From a background of secular Judaism, Klavan can also to speak to secular-minded individuals who have felt alienated by the increasingly radical left-wing. If there is one place where leftists are not afraid to get radical, it is on college campuses. Klavan’s jovial personality and unique ability to break down complex conservative ideas into common-sense soundbites help him to fill what has been a comedic void on the political Right.
College students who would have once watched Jon Stewart or Stephen Colbert can now get a daily dose of news and entertainment from a conservative angle delivered to them at their convenience.But it’s not all soundbites. The new internet medium is a place where long-form discussions can take place, not only in the realm of politics but also religion and philosophy.
In an interview with Think Outside Politics, Klavan explains his theory on the next Great Awakening to individuals who possess an entirely freedom-focused worldview.
“My theory is basically that this revival [the next Great Awakening] ... is actually coming at the intellectual level because theology needs to be reframed in the context of the world we know … In the same way that modernism collapsed when it was questioned by postmodernism, relativism is nonsense. It is internally contradictory. It makes no sense inside itself, and that too will fall apart.”

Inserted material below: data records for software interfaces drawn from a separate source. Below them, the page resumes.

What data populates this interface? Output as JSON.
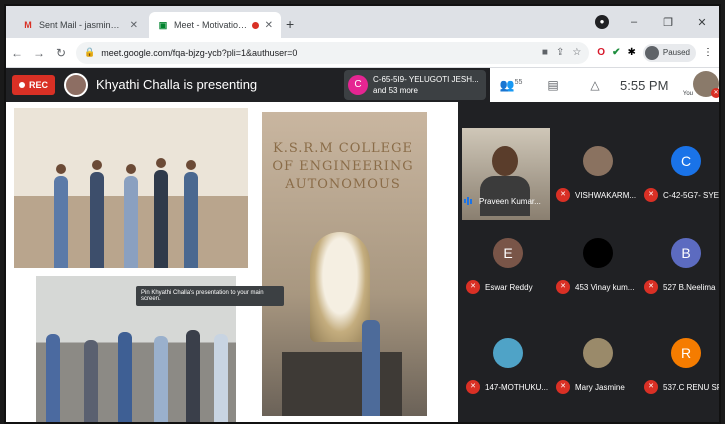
{
  "tabs": [
    {
      "title": "Sent Mail - jasmine@ksrmce.ac.in",
      "icon": "gmail-icon",
      "active": false
    },
    {
      "title": "Meet - Motivational Speech",
      "icon": "meet-icon",
      "active": true
    }
  ],
  "toolbar": {
    "url": "meet.google.com/fqa-bjzg-ycb?pli=1&authuser=0",
    "profile_status": "Paused"
  },
  "meet": {
    "rec_label": "REC",
    "presenting_text": "Khyathi Challa is presenting",
    "chip_initial": "C",
    "chip_line1": "C-65-5I9- YELUGOTI JESH...",
    "chip_line2": "and 53 more",
    "participants_count": "55",
    "time": "5:55 PM",
    "you_label": "You"
  },
  "slide": {
    "sign_text": "K.S.R.M COLLEGE OF ENGINEERING AUTONOMOUS",
    "tooltip": "Pin Khyathi Challa's presentation to your main screen."
  },
  "participants": [
    {
      "name": "Praveen Kumar...",
      "type": "video",
      "muted": false
    },
    {
      "name": "VISHWAKARM...",
      "type": "photo",
      "muted": true,
      "color": "#8a7260"
    },
    {
      "name": "C-42-5G7- SYE...",
      "type": "initial",
      "initial": "C",
      "muted": true,
      "color": "#1a73e8"
    },
    {
      "name": "Eswar Reddy",
      "type": "initial",
      "initial": "E",
      "muted": true,
      "color": "#795548"
    },
    {
      "name": "453 Vinay kum...",
      "type": "blank",
      "muted": true,
      "color": "#000000"
    },
    {
      "name": "527 B.Neelima",
      "type": "initial",
      "initial": "B",
      "muted": true,
      "color": "#5c6bc0"
    },
    {
      "name": "147-MOTHUKU...",
      "type": "photo",
      "muted": true,
      "color": "#4fa3c7"
    },
    {
      "name": "Mary Jasmine",
      "type": "photo",
      "muted": true,
      "color": "#9a8a6a"
    },
    {
      "name": "537.C RENU SRI",
      "type": "initial",
      "initial": "R",
      "muted": true,
      "color": "#f57c00"
    }
  ]
}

When asked about how to conduct a civil free exchange of ideas on college campuses when discussing politics, Klavan said “Why would you train someone not to listen to other opinions? Clearly, the only reason you do that is to keep control over them. Clearly, these people are actually less free than anyone who is willing to debate … People are easily controlled when they’re angry. They’re easily controlled in a mob. They’re easily controlled when you control the narrative around them ... the Left has done all that stuff.”
Klavan went on to say that college students should emphasize the liberty that civil discourse provides. "If you can start to make the meta-argument, not that you’re right, that by discussion you become free, you become free to consider other ideas,” said Klavan. “I think you can win over the middle of the populace, which is most people. Once you’ve done that, I think you exclude the violence, you exclude the irrational, and you exclude the people who don’t want to discuss.”